${}^n{C_r} = \dfrac{{\left| \!{\underline {\, n \,}} \right. }}{{\left| \!{\underline {\, {n - r} \,}} \right. \left| \!{\underline {\, r \,}} \right. }}$ Where $\left| \!{\underline {\, {} \,}} \right.$ means factorial and
${}^n{C_{r - 1}} = \dfrac{{\left| \!{\underline {\, n \,}} \right. }}{{\left| \!{\underline {\, {n - r + 1} \,}} \right. \left| \!{\underline {\, {r - 1} \,}} \right. }}$.
On dividing both of them as per the LHS, we get,
$\dfrac{{{}^n{C_r}}}{{{}^n{C_{r - 1}}}} = \dfrac{{\dfrac{{\left| \!{\underline {\, n \,}} \right. }}{{\left| \!{\underline {\, {n - r} \,}} \right. \left| \!{\underline {\, r \,}} \right. }}}}{{\dfrac{{\left| \!{\underline {\, n \,}} \right. }}{{\left| \!{\underline {\, {n - r + 1} \,}} \right. \left| \!{\underline {\, {r - 1} \,}} \right. }}}} \\ \Rightarrow \dfrac{{{}^n{C_r}}}{{{}^n{C_{r - 1}}}} = \dfrac{{\left| \!{\underline {\, n \,}} \right. \left| \!{\underline {\, {n - r + 1} \,}} \right. \left| \!{\underline {\, {r - 1} \,}} \right. }}{{\left| \!{\underline {\, {n - r} \,}} \right. \left| \!{\underline {\, r \,}} \right. \left| \!{\underline {\, n \,}} \right. }} \\ \Rightarrow \dfrac{{{}^n{C_r}}}{{{}^n{C_{r - 1}}}} = \dfrac{{\left| \!{\underline {\, {n - r + 1} \,}} \right. \left| \!{\underline {\, {r - 1} \,}} \right. }}{{\left| \!{\underline {\, {n - r} \,}} \right. \left| \!{\underline {\, r \,}} \right. }} \\$
Now we know that for any factorial $\left| \!{\underline {\, a \,}} \right.$, we can also write it as, $\left| \!{\underline {\, a \,}} \right. = a\left| \!{\underline {\, {a - 1} \,}} \right.$,
Using this we move ahead as,
$\Rightarrow \dfrac{{{}^n{C_r}}}{{{}^n{C_{r - 1}}}} = \dfrac{{(n - r + 1)\left| \!{\underline {\, {n - r} \,}} \right. \left| \!{\underline {\, {r - 1} \,}} \right. }}{{r\left| \!{\underline {\, {r - 1} \,}} \right. \left| \!{\underline {\, {n - r} \,}} \right. }}$
On simplifying further,
$\Rightarrow \dfrac{{{}^n{C_r}}}{{{}^n{C_{r - 1}}}} = \dfrac{{(n - r + 1)}}{r}$
This is the same as the expression we wanted to prove.
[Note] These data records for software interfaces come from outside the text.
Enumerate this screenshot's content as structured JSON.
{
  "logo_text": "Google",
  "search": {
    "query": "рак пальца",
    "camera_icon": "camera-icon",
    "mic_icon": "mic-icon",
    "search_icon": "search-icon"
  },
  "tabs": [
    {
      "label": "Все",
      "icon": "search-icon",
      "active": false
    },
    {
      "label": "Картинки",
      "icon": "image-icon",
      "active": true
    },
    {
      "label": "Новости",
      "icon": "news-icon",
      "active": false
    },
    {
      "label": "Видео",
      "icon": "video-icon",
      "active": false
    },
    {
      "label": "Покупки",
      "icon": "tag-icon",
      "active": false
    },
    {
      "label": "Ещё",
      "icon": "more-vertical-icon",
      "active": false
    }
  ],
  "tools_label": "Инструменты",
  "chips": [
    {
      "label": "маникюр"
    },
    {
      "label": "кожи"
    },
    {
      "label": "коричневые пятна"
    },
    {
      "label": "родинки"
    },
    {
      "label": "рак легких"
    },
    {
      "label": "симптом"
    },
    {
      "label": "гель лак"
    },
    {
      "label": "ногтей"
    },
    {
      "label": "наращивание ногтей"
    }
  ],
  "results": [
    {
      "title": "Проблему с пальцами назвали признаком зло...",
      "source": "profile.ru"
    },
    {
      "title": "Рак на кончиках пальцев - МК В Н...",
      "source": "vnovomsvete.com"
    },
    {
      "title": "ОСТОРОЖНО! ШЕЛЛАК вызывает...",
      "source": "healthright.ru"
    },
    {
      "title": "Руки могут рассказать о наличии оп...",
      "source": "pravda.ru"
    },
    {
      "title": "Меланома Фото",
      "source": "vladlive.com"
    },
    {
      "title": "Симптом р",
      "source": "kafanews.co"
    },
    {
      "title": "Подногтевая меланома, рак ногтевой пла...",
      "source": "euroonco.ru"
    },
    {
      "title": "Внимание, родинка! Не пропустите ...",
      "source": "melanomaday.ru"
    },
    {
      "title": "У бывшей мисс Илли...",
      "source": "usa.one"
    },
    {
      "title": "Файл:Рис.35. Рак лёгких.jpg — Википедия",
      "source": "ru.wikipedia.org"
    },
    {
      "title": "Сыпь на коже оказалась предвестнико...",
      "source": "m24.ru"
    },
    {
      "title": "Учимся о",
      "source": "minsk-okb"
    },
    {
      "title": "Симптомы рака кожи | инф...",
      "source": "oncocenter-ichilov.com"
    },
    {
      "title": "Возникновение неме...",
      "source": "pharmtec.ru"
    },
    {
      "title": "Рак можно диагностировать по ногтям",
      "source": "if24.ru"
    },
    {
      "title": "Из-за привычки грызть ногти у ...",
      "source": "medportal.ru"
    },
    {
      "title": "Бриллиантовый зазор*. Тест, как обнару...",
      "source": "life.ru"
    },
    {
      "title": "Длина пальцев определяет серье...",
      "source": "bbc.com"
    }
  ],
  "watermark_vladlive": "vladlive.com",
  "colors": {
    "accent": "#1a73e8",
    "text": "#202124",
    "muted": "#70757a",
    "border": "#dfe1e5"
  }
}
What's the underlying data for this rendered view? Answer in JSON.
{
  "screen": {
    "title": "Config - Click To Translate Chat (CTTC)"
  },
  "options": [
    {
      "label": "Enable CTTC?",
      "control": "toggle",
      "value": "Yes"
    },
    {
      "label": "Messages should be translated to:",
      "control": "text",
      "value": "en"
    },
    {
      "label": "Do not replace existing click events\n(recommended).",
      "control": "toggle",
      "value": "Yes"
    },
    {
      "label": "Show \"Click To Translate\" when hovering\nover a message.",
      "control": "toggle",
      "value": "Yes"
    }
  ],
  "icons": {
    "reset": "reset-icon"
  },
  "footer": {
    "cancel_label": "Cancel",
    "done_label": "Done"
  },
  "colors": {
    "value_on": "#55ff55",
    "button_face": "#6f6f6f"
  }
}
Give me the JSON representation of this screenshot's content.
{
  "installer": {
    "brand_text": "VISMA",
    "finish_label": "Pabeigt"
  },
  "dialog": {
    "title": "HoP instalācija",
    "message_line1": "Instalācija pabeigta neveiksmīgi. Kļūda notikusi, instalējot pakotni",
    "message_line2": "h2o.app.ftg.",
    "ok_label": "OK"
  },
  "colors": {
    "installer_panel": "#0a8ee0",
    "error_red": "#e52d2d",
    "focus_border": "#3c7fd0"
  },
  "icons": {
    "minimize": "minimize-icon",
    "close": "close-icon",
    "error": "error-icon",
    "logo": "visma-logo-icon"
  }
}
Hence we have proved that
$\dfrac{{{}^n{C_r}}}{{{}^n{C_{r - 1}}}} = \dfrac{{(n - r + 1)}}{r}$

Note: The concept of combination is very important and highly used in Binomial theorem and Probability theory. With the help of it we can simplify the complex calculations in both Binomial theorem and Probability theory. The above equation we have proved is very important and very useful as with the help of it we can come back from the combination terms to the normal terms.